* [TASK ITEM] Word for word, restate each entry in the listing below.

BEGIN RECORDS SUPPLIED

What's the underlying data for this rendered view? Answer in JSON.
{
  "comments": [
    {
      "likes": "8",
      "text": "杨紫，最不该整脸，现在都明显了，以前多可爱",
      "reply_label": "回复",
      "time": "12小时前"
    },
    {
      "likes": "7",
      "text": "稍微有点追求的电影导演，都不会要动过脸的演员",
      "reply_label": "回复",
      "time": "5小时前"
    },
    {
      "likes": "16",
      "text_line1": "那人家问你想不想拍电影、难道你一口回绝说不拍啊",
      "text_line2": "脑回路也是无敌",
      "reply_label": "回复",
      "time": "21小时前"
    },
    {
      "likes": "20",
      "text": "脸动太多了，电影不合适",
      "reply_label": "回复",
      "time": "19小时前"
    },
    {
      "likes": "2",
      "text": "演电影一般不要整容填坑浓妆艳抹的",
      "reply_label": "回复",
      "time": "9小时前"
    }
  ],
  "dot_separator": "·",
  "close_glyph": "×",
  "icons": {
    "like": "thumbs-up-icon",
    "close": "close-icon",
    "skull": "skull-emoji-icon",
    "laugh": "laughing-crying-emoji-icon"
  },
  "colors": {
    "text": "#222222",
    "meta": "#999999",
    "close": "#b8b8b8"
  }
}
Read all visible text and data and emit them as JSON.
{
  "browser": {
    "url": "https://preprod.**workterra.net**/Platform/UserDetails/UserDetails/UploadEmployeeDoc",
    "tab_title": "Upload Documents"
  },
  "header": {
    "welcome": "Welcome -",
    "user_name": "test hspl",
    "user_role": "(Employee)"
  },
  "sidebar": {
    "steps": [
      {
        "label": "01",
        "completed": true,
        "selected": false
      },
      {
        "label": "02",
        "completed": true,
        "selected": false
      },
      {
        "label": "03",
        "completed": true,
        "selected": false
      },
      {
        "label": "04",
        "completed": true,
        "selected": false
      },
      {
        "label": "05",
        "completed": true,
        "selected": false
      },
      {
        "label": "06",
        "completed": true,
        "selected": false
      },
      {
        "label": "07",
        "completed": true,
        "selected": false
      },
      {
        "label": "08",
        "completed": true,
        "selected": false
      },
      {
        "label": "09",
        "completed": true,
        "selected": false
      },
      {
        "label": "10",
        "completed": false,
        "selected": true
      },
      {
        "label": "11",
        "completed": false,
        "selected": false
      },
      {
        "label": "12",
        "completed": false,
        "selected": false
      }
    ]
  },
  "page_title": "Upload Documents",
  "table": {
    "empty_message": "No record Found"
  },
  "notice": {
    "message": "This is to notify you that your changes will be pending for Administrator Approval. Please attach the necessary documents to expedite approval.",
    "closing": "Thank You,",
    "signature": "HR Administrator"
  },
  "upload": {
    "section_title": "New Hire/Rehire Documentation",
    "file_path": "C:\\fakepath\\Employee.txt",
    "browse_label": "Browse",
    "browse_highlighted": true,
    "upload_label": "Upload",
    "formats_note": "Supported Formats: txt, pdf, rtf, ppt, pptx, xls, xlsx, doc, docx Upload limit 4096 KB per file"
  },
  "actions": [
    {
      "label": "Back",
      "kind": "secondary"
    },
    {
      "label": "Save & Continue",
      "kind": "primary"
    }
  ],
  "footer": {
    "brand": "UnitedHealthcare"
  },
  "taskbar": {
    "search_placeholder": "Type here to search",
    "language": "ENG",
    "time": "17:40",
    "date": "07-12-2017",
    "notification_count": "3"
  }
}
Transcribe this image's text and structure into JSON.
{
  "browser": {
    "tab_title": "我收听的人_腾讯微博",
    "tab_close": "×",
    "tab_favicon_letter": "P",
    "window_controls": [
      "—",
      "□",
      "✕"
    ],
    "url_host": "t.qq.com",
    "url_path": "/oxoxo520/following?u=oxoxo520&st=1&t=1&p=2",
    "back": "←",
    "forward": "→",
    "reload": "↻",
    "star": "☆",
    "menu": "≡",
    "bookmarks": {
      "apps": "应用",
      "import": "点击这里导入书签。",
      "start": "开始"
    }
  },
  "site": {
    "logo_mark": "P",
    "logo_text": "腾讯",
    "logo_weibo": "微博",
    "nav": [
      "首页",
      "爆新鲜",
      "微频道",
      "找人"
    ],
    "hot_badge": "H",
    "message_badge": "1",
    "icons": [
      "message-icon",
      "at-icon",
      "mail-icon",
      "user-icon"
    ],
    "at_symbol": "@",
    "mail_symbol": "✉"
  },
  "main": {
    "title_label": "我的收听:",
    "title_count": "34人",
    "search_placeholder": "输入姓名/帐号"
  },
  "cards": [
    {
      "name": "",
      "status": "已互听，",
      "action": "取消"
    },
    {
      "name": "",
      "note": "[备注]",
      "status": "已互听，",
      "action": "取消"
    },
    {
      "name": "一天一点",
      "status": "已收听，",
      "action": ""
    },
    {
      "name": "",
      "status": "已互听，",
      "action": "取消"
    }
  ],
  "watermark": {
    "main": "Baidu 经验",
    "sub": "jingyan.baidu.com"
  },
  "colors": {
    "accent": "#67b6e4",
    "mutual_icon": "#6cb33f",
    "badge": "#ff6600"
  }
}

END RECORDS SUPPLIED

* [WORKED SOLUTION]
What's the underlying data for this rendered view? Answer in JSON.
{
  "comments": [
    {
      "likes": "8",
      "text": "杨紫，最不该整脸，现在都明显了，以前多可爱",
      "reply_label": "回复",
      "time": "12小时前"
    },
    {
      "likes": "7",
      "text": "稍微有点追求的电影导演，都不会要动过脸的演员",
      "reply_label": "回复",
      "time": "5小时前"
    },
    {
      "likes": "16",
      "text_line1": "那人家问你想不想拍电影、难道你一口回绝说不拍啊",
      "text_line2": "脑回路也是无敌",
      "reply_label": "回复",
      "time": "21小时前"
    },
    {
      "likes": "20",
      "text": "脸动太多了，电影不合适",
      "reply_label": "回复",
      "time": "19小时前"
    },
    {
      "likes": "2",
      "text": "演电影一般不要整容填坑浓妆艳抹的",
      "reply_label": "回复",
      "time": "9小时前"
    }
  ],
  "dot_separator": "·",
  "close_glyph": "×",
  "icons": {
    "like": "thumbs-up-icon",
    "close": "close-icon",
    "skull": "skull-emoji-icon",
    "laugh": "laughing-crying-emoji-icon"
  },
  "colors": {
    "text": "#222222",
    "meta": "#999999",
    "close": "#b8b8b8"
  }
}
Read all visible text and data and emit them as JSON.
{
  "browser": {
    "url": "https://preprod.**workterra.net**/Platform/UserDetails/UserDetails/UploadEmployeeDoc",
    "tab_title": "Upload Documents"
  },
  "header": {
    "welcome": "Welcome -",
    "user_name": "test hspl",
    "user_role": "(Employee)"
  },
  "sidebar": {
    "steps": [
      {
        "label": "01",
        "completed": true,
        "selected": false
      },
      {
        "label": "02",
        "completed": true,
        "selected": false
      },
      {
        "label": "03",
        "completed": true,
        "selected": false
      },
      {
        "label": "04",
        "completed": true,
        "selected": false
      },
      {
        "label": "05",
        "completed": true,
        "selected": false
      },
      {
        "label": "06",
        "completed": true,
        "selected": false
      },
      {
        "label": "07",
        "completed": true,
        "selected": false
      },
      {
        "label": "08",
        "completed": true,
        "selected": false
      },
      {
        "label": "09",
        "completed": true,
        "selected": false
      },
      {
        "label": "10",
        "completed": false,
        "selected": true
      },
      {
        "label": "11",
        "completed": false,
        "selected": false
      },
      {
        "label": "12",
        "completed": false,
        "selected": false
      }
    ]
  },
  "page_title": "Upload Documents",
  "table": {
    "empty_message": "No record Found"
  },
  "notice": {
    "message": "This is to notify you that your changes will be pending for Administrator Approval. Please attach the necessary documents to expedite approval.",
    "closing": "Thank You,",
    "signature": "HR Administrator"
  },
  "upload": {
    "section_title": "New Hire/Rehire Documentation",
    "file_path": "C:\\fakepath\\Employee.txt",
    "browse_label": "Browse",
    "browse_highlighted": true,
    "upload_label": "Upload",
    "formats_note": "Supported Formats: txt, pdf, rtf, ppt, pptx, xls, xlsx, doc, docx Upload limit 4096 KB per file"
  },
  "actions": [
    {
      "label": "Back",
      "kind": "secondary"
    },
    {
      "label": "Save & Continue",
      "kind": "primary"
    }
  ],
  "footer": {
    "brand": "UnitedHealthcare"
  },
  "taskbar": {
    "search_placeholder": "Type here to search",
    "language": "ENG",
    "time": "17:40",
    "date": "07-12-2017",
    "notification_count": "3"
  }
}
Transcribe this image's text and structure into JSON.
{
  "browser": {
    "tab_title": "我收听的人_腾讯微博",
    "tab_close": "×",
    "tab_favicon_letter": "P",
    "window_controls": [
      "—",
      "□",
      "✕"
    ],
    "url_host": "t.qq.com",
    "url_path": "/oxoxo520/following?u=oxoxo520&st=1&t=1&p=2",
    "back": "←",
    "forward": "→",
    "reload": "↻",
    "star": "☆",
    "menu": "≡",
    "bookmarks": {
      "apps": "应用",
      "import": "点击这里导入书签。",
      "start": "开始"
    }
  },
  "site": {
    "logo_mark": "P",
    "logo_text": "腾讯",
    "logo_weibo": "微博",
    "nav": [
      "首页",
      "爆新鲜",
      "微频道",
      "找人"
    ],
    "hot_badge": "H",
    "message_badge": "1",
    "icons": [
      "message-icon",
      "at-icon",
      "mail-icon",
      "user-icon"
    ],
    "at_symbol": "@",
    "mail_symbol": "✉"
  },
  "main": {
    "title_label": "我的收听:",
    "title_count": "34人",
    "search_placeholder": "输入姓名/帐号"
  },
  "cards": [
    {
      "name": "",
      "status": "已互听，",
      "action": "取消"
    },
    {
      "name": "",
      "note": "[备注]",
      "status": "已互听，",
      "action": "取消"
    },
    {
      "name": "一天一点",
      "status": "已收听，",
      "action": ""
    },
    {
      "name": "",
      "status": "已互听，",
      "action": "取消"
    }
  ],
  "watermark": {
    "main": "Baidu 经验",
    "sub": "jingyan.baidu.com"
  },
  "colors": {
    "accent": "#67b6e4",
    "mutual_icon": "#6cb33f",
    "badge": "#ff6600"
  }
}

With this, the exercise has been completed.